The United Nations Office for the Coordination of Humanitarian Affairs (UN-OCHA), says the insecurity in the north-eastern part of Nigeria has made over eight million people need assistance.
UN-OCHA said the crisis in Borno, Adamawa, and Yobe will worsen if there is no urgent help to rescue the people.
On Tuesday, UN-OCHA disclosed the warning via a statement over the deteriorating situation for millions of mainly women and children in northeast Nigeria who continue to be affected by protracted armed conflict, just as the country enters the lean season.
According to OCHA, “the Well over eight million people are in need of assistance in Borno, Adamawa, and Yobe (BAY) states, and an estimated 600,000 face emergency levels of food insecurity because of extremist violence centred around the Lake Chad region, that’s now in its 12th year.
While speaking on the insecurity in the north, the acting UN Resident and Humanitarian Coordinator for Nigeria, Matthias Schmale said, “although the previously dominant Boko Haram militia has been significantly weakened since the group’s leader was killed over a year ago, it continues to carry out indiscriminate attacks.”
He added that another extremist offshoot, Islamic States for West African Province (ISWAP), is also dangerous, although it had also suffered setbacks.
More than 80 per cent of those in need are women and children, who also face “abductions, rape, and abuse,” while indiscriminate attacks in Borno state make it the most “unstable place to be,” he said.
Schmale revealed in Geneva that the UN was aiming to support at least 5.5 million out of the 8.4 million in need overall. “The conflict has left 2.2 million people presently displaced…We’ve just entered what is called the lean season that normally lasts until September; last year it lasted until November, so we’re also seeing the impact of climate change.”

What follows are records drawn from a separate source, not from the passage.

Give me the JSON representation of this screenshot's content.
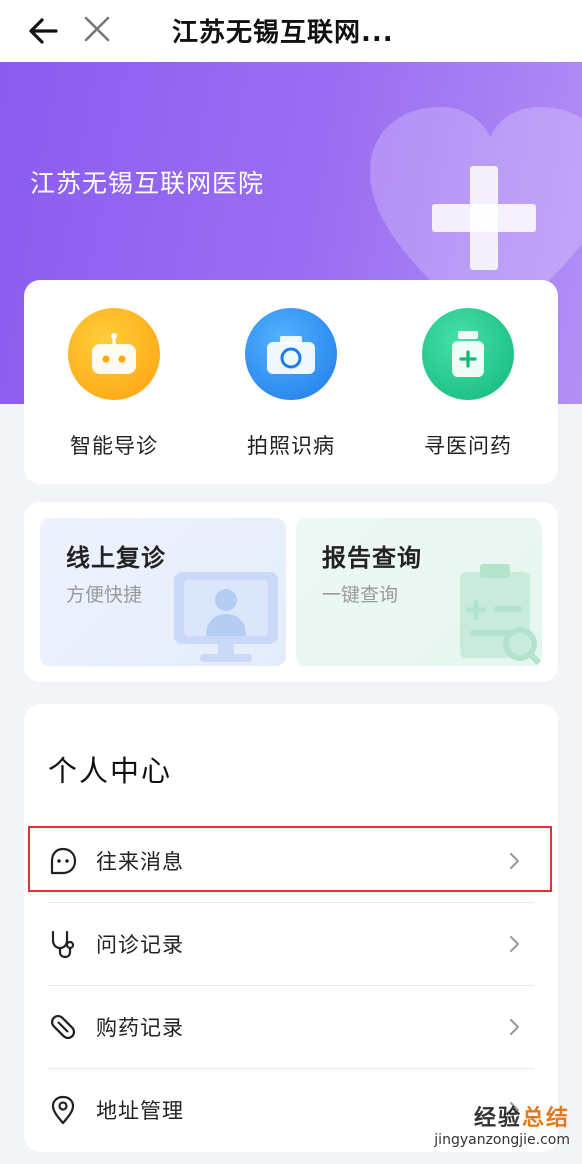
{
  "topbar": {
    "title": "江苏无锡互联网..."
  },
  "hero": {
    "hospital_name": "江苏无锡互联网医院"
  },
  "quick_actions": [
    {
      "label": "智能导诊",
      "icon": "robot-icon",
      "color": "#ffb21a"
    },
    {
      "label": "拍照识病",
      "icon": "camera-icon",
      "color": "#2f8cf0"
    },
    {
      "label": "寻医问药",
      "icon": "medicine-bottle-icon",
      "color": "#1fc98d"
    }
  ],
  "services": [
    {
      "title": "线上复诊",
      "subtitle": "方便快捷",
      "icon": "doctor-monitor-icon"
    },
    {
      "title": "报告查询",
      "subtitle": "一键查询",
      "icon": "report-search-icon"
    }
  ],
  "personal_center": {
    "title": "个人中心",
    "items": [
      {
        "label": "往来消息",
        "icon": "message-icon"
      },
      {
        "label": "问诊记录",
        "icon": "stethoscope-icon"
      },
      {
        "label": "购药记录",
        "icon": "pill-icon"
      },
      {
        "label": "地址管理",
        "icon": "location-icon"
      }
    ]
  },
  "watermark": {
    "line1_a": "经验",
    "line1_b": "总结",
    "line2": "jingyanzongjie.com"
  },
  "colors": {
    "hero_start": "#8a5cf0",
    "hero_end": "#b28ff6",
    "highlight": "#e03434"
  }
}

Speaking on the “No oil dividend”, Mr. Schmale lamented on the inability of Nigeria to benefit from from the global surge in energy prices due to the ongoing war in Ukraine despite being a major oil producing countries of the world.
“It’s early days, yet in terms of understanding the full impact, as you may know, in Nigeria from the beginning, there was speculation as to whether Nigeria would benefit as an oil-producing country.

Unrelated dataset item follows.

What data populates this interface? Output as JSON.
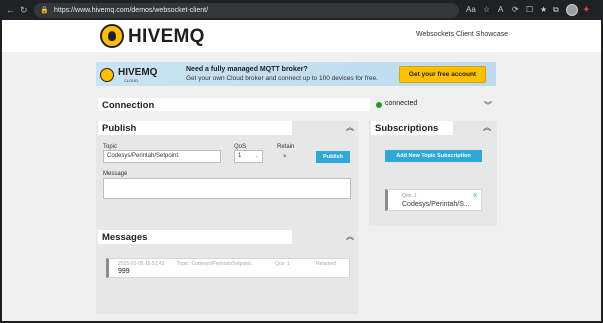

We’re not seeing that in fact at all, because Nigeria, as contradictory as this may sound, depends very largely on imports of refined oil, so, the price rises we’ve seen are not benefiting Nigeria; that’s one concern.”
The UN Coordinator lamented on the inability of Nigeria to provide infrastructure and agricultural investment required to be competitive at a global level
Looming severe malnutrition in the North-East
Of particular concern are the 1.74 million children under five who are expected to suffer from acute malnutrition in the north-east in the coming months.
“A key message is ringing the alarm bell,” Mr. Schmale said. “If we don’t get immediate funding soon for an initial multisector response plan worth $350 million, we will have a crisis that will be much worse in a couple of months.”
Schmale submitted that “We hope that the international community realises that you ignore a situation like in the north-east of Nigeria at your own peril; it could have far-reaching consequences beyond the borders of Nigeria if we’re not able to keep it stable.”